This game blew me the fuck away when I first played it. It was hauntingly beautiful and irresistible as that lighthouse beckoned me out of the water. The story to follow, at the time, was the best I've seen in a game, and it's still up there. The combat situations had a lot of freedom, and even though the mechanics weren't necessarily up to snuff, discovering all of the ways to take down a Big Daddy were always a huge draw. The sequel was fine, nothing to write home about, though its mechanics were improved. Infinite is one of the biggest games this year, and while I liked it quite a bit, I don't consider it one of my favorite games of the generation simply because it didn't give me the same sense of awe and wonder as the original. The ending is still conceptually mindblowing and maybe my favorite thing about it.
Damn, I'm tired! But here we are at the end of this obscenely long blog. Red Faction Guerrilla...a hell of a game. I'd go so far as to say it's the most underrated game the generation. The technology that fuels it is spectacular and amazing but criminally overlooked. Seriously, how the hell did this game not get huge? Why can't GeoMod be in more games? This is the best destruction engine out there, hands down. The game itself is solid, too. There is a perfectly serviceable story nestled in this open-world action game. The game is structured very similarly to the first two Saints Row games, making sure you have a lot of things to do besides just finishing the main story. Most of the game's objectives are smartly designed around destroying the living shit out of everything in sight, and that never, ever gets old. Especially in the multiplayer. The MP in this game was AWESOME, man. For some reason, Volition and THQ shot themselves in the foot by releasing Armageddon after this, which wasn't a bad game, but didn't offer near the same experience as Guerrilla. Now THQ is gone and Volition no longer own the IP, leaving the future of the series in uncertainty.
Well, if you actually read all of this, then thank you. Really. But what the hell are you doing? If you just looked at my list without reading all or any of what I had to say, still thank you. Just thank you less.
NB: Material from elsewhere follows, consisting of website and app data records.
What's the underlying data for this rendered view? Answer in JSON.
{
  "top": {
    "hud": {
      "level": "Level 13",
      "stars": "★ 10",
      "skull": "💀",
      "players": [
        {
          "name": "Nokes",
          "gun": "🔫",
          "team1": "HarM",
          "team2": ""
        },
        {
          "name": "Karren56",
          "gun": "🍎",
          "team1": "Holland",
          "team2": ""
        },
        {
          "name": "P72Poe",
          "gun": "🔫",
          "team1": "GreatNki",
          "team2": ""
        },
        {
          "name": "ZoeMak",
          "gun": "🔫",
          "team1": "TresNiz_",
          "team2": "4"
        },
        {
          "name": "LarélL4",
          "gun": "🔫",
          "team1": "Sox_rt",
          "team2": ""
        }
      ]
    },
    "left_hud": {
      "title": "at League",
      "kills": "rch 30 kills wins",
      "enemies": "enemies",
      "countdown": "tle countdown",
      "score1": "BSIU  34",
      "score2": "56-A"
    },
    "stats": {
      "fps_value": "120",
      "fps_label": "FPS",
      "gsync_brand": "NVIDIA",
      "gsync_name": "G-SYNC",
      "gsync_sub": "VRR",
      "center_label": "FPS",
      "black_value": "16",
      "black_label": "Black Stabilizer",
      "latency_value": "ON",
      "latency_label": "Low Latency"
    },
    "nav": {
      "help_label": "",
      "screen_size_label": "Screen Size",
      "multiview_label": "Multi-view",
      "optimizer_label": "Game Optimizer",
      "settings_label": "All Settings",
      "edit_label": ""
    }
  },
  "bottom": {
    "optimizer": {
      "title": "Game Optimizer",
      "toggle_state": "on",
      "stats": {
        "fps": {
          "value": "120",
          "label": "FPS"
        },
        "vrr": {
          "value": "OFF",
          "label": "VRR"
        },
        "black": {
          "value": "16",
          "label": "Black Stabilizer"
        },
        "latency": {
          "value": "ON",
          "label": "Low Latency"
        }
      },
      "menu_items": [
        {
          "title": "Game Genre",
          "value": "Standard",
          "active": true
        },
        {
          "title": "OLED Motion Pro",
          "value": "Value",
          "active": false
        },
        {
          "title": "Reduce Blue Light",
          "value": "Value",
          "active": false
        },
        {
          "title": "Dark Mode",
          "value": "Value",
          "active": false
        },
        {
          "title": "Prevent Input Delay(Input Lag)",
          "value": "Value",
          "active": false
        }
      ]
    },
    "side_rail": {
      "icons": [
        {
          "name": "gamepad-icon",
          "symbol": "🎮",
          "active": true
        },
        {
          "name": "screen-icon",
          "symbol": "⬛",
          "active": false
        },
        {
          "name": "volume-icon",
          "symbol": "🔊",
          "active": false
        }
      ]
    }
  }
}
I'm so glad this generation is about to be over. BRING ON THE NEW CONSOLES, BABY.